Michael Taggart claimed he would have fast-tracked investment offers and pulled out of purchasing a major housing scheme on the outskirts of Belfast had he been told of financial anxieties.
Mr Taggart claims negligence and improper conduct contributed to the destruction of his business empire.
Along with his brother John, he is locked in a multi-million pound legal battle with the Ulster Bank.
The Taggart Group was badly hit by the 2007 property crash and went into administration a year later.
The brothers are seeking tens of millions of pounds in damages from Ulster Bank.
In a counter-claim, the bank has lodged writs for £5m and €4.3m it alleges the brothers owe in personal guarantees over land purchases in Kinsealy, north Co Dublin, and in Northern Ireland.
Central to the Taggarts' case is an allegation the bank failed to properly warn them of concerns about the financial status of their business at the time.
Had the brothers known of any unease, they contend, assets were at their disposal which could have been sold to off-set loans.
As Mr Taggart continued his evidence on day two, he was questioned about a 2007 meeting with equity fund representatives.
"They had contacted Taggart with a view to investing in Taggart and had pursued Taggart," he said.

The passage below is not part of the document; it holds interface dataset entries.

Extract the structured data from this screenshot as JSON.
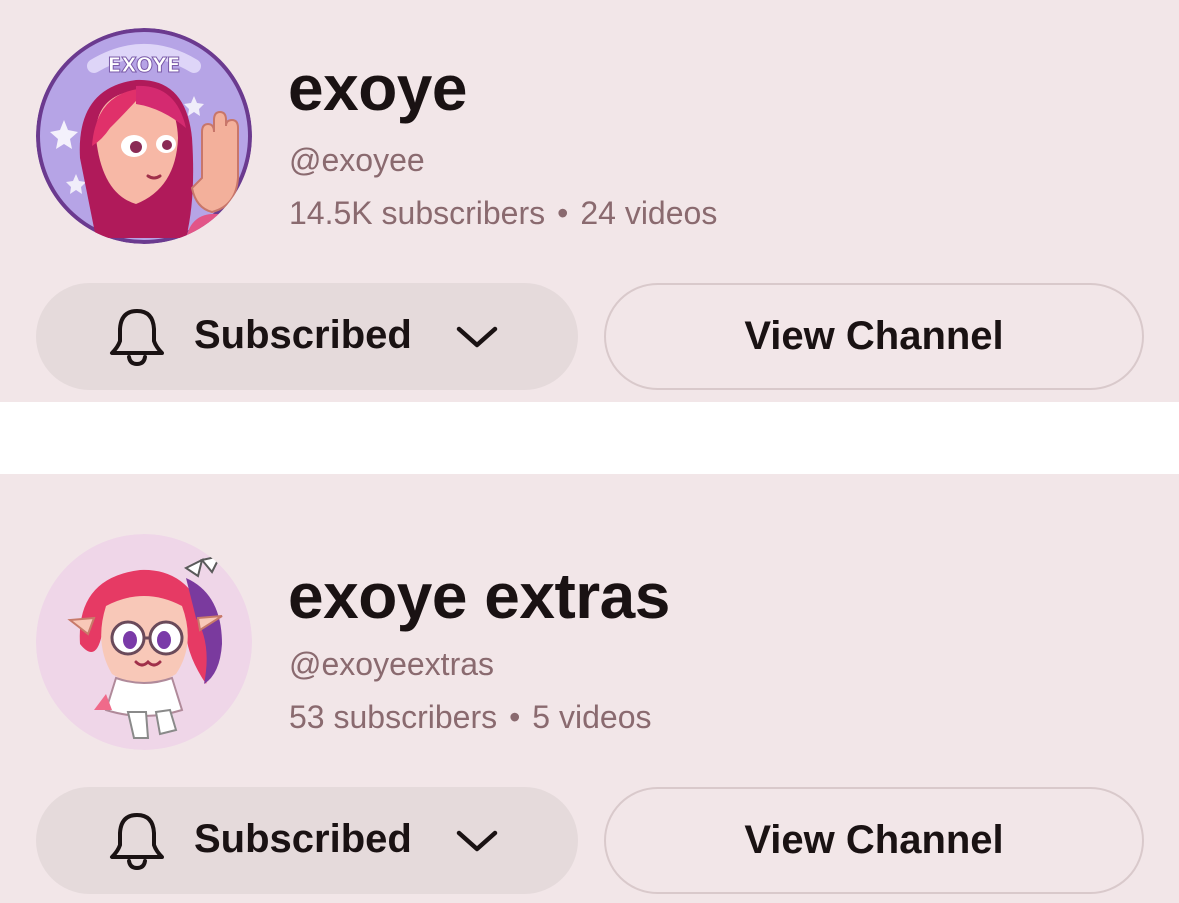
{
  "channels": [
    {
      "name": "exoye",
      "handle": "@exoyee",
      "subscribers": "14.5K subscribers",
      "separator": "•",
      "videos": "24 videos",
      "subscribe_label": "Subscribed",
      "view_label": "View Channel",
      "avatar_text": "EXOYE"
    },
    {
      "name": "exoye extras",
      "handle": "@exoyeextras",
      "subscribers": "53 subscribers",
      "separator": "•",
      "videos": "5 videos",
      "subscribe_label": "Subscribed",
      "view_label": "View Channel"
    }
  ],
  "icons": {
    "subscribe": "bell-icon",
    "dropdown": "chevron-down-icon"
  },
  "colors": {
    "card_background": "#f2e6e8",
    "primary_text": "#1a1213",
    "secondary_text": "#8a6a6f",
    "subscribed_button": "#e5dadb",
    "outline_button_border": "#d9c9cb"
  }
}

Ultimately the company declined their offer which, according to the businessman, was one of several from potential investors.
His barrister, Gerald Simpson QC, pressed him on whether he would have reached the same decision if put under pressure or told about the bank's concerns.
"We would have taken a completely different view and we would have fast-tracked this opportunity along with various other opportunities," Mr Taggart replied.
He added that refinancing of the Taggarts' Manchester operation and potential share sales would also have been examined, along with "numerous asset sales that are so many it would take quite a while to go through them".
Earlier in the hearing details were set out of three major joint-venture acquisitions between the Taggart Group and a stockbrokerage, all involving other banks. The hearing continues.